Page 193 - With one of the honestest hearts in the world, he has one of the oddest heads that ever dropped out of the moon. Extremely well versed in coins, he knows hardly any thing of mankind, and you may judge what kind of education such an one is likely to give to four girls, who have had no female directress to polish their behaviour, or any other habitation than a great rambling mansion-house in a country village.
Page 187 - Address to the patrons of ecclesiastical livings," 4to, with the View to prevent pluralities and non-residence; and in 1754, an improved edition of " Ecton's Thesaurus rerum ecclesiasticarum," 4to. His last publication was the " History and antiquities of the Town, hundred, and deanry, of Buckingham,
Page 413 - How, said I, would Pope have raved, had he been served so? "We should never (replied he) have heard the last on't, to be sure; but then Pope was a narrow man: I will however (added he) storm and bluster myself a little this time;" — so went to London in all the wrath he could muster up. At his return I asked how the affair ended: "Why...
Page 439 - ... irresistible. May the King of Kings, whose glorious cause you have so well defended, reward your pious labours, and grant that I may be found worthy, through the merits of Jesus Christ, to be an eye-witness of that happiness which I don't doubt he will bountifully bestow upon you. In the mean time, I shall never cease glorifying God, for having endowed you with such useful talents, and giving me so good a son. " Your affectionate father, THOMAS LYTTELTON.
Page 439 - I have made public good the rule of my conduct. I never gave counsels which I did not at the time think the best. I have seen that I was sometimes in the wrong. but I did not err designedly. I have endeavoured, in private life, to do all the good in my power, and never for a moment could indulge malicious or unjust designs upon any person whatsoever.

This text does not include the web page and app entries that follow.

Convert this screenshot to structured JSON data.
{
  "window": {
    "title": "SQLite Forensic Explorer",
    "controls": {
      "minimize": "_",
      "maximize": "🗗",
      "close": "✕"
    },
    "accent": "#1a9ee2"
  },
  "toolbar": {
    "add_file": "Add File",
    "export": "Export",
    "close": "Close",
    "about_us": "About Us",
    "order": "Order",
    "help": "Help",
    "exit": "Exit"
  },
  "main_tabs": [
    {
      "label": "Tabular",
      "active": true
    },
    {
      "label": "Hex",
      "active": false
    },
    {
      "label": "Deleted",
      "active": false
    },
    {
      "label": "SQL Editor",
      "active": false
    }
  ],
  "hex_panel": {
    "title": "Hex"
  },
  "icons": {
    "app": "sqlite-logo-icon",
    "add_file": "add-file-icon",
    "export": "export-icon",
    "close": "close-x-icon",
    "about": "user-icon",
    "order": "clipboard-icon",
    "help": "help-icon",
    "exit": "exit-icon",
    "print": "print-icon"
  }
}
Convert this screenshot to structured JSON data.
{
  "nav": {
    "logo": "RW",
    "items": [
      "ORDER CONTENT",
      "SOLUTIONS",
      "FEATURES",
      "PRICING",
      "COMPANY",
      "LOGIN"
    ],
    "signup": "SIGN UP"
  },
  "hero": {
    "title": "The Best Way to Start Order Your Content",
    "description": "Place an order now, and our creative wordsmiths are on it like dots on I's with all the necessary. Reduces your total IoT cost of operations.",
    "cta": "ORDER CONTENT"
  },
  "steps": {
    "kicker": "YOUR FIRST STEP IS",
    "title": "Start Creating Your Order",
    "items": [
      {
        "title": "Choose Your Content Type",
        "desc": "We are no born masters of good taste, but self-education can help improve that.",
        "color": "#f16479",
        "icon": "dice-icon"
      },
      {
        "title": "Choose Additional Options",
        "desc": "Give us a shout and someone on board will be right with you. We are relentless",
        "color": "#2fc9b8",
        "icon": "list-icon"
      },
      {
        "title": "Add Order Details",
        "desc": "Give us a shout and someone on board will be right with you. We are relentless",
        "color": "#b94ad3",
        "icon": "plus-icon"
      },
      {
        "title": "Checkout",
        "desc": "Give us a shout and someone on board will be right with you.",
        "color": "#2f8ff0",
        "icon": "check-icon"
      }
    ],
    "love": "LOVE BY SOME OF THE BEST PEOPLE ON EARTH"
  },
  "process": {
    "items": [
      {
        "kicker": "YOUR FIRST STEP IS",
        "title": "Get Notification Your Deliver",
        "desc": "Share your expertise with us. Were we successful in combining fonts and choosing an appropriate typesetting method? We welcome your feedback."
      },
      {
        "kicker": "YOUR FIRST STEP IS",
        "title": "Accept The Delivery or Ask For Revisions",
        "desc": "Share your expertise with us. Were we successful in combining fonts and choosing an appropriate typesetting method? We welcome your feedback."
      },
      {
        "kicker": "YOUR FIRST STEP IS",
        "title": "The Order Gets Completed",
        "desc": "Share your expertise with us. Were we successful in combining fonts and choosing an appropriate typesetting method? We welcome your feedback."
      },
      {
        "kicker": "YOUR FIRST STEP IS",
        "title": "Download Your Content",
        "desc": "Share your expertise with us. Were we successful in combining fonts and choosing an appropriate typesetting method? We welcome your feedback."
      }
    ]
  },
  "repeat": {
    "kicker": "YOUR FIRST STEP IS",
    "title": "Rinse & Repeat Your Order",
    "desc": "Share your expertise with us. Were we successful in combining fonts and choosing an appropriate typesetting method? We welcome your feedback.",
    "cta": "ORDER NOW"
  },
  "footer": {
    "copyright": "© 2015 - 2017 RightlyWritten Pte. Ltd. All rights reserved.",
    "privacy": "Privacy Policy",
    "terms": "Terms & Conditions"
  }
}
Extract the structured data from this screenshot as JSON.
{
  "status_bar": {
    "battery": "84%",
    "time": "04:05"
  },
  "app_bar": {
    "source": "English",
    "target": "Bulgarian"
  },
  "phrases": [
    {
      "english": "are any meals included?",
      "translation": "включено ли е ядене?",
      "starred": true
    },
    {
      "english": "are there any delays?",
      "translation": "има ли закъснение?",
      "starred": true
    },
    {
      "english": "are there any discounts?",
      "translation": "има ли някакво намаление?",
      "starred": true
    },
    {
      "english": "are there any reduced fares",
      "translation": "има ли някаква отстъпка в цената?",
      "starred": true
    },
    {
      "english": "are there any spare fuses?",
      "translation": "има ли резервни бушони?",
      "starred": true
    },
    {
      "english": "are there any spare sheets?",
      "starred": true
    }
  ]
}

Page 417 - Mr. Davies recollected several of Johnson's remarkable sayings, and was one of the best of the many imitators of his voice and manner, while relating them. He increased my impatience more and more to see the extraordinary man whose works I highly valued, and whose conversation was reported to be so peculiarly excellent.